I'd never read an e-book before. I struggle just to read articles on Gather if they get too long--scrolling down the page, remembering where I was, and keeping my eyes in focus while the text moves out of view. But all that may be changing.
Last week I got new glasses--plain, ordinary, boring reading glasses. (Oh no! I feel old.) And they really work. Of course, if I look away from the computer everything's blurry, but I can see the whole screen with all the words in focus for the first time in years. I can even read small print!
And the week before, I won a competition where the prize was two e-books by Minnette Meador--the Centurion and the Queen, and the Edge of Honor.
Last Friday, I decided to give my newfound computer vision a serious workout. I started up Adobe Acrobat, opened the file labeled the Centurion and the Queen, and began to read. I had to shrink the text to make the pages fit the screen, but it was still legible. And with the mouse safely settled over the forwards arrow, turning pages was simple as long as I didn't let my hand move around too much.
I'd read Minnette's fantasy novel, Starsight, a while ago and really enjoyed it. But I wasn't quite so sure what I'd think about historical romance, particularly not without the comfort of a nice warm bed and cup of hot cocoa, and particularly not when it's set in the land of my birth. I'm kind of possessive about England and its history; I people its past with characters from the Rosemary Sutcliffe novels I read as a child. And the memories run deep because she always made me cry, much to my brothers' amusement.
Minnette didn't make me cry. But she did create a very plausible England with fine characters and intriguing background. The centurion is predictably heroic (should I put that in capitals?), but none-the-less interesting, particularly when Minnette begins to sketch in more of his background. And the queen projects a satisfying combination of power, education, impulsiveness and vulnerability. The other characters each arrive with fully realized histories and possibilities, giving them surprising depth. And Minnette paints an appealingly cosmopolitan picture of the culture of the time, with world travel, education, law, slavery and friendship all falling into place. The pages flew by.
And so, I really did sit at a computer and read a whole book! It must have been really good, to keep me sitting still so long with neither coffee nor cocoa, though I think my back would rather I wait a while before reading the sequel.

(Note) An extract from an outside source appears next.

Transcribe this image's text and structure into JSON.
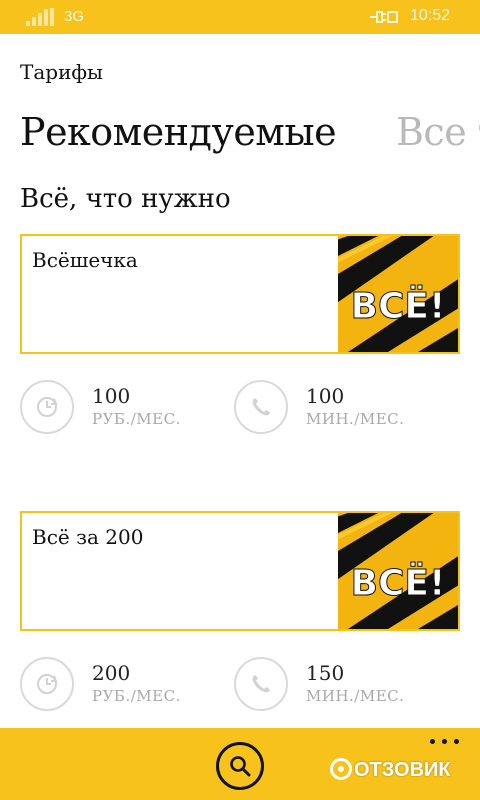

Anyway, if you're looking for an exciting read, empowered heroine, romantic love, and intriguing vision of English history, the Centurion and the Queen will supply your needs and more.
And meanwhile, thanks Minnette. I'm really enjoying my prize.
© Sheila Deeth, October 2008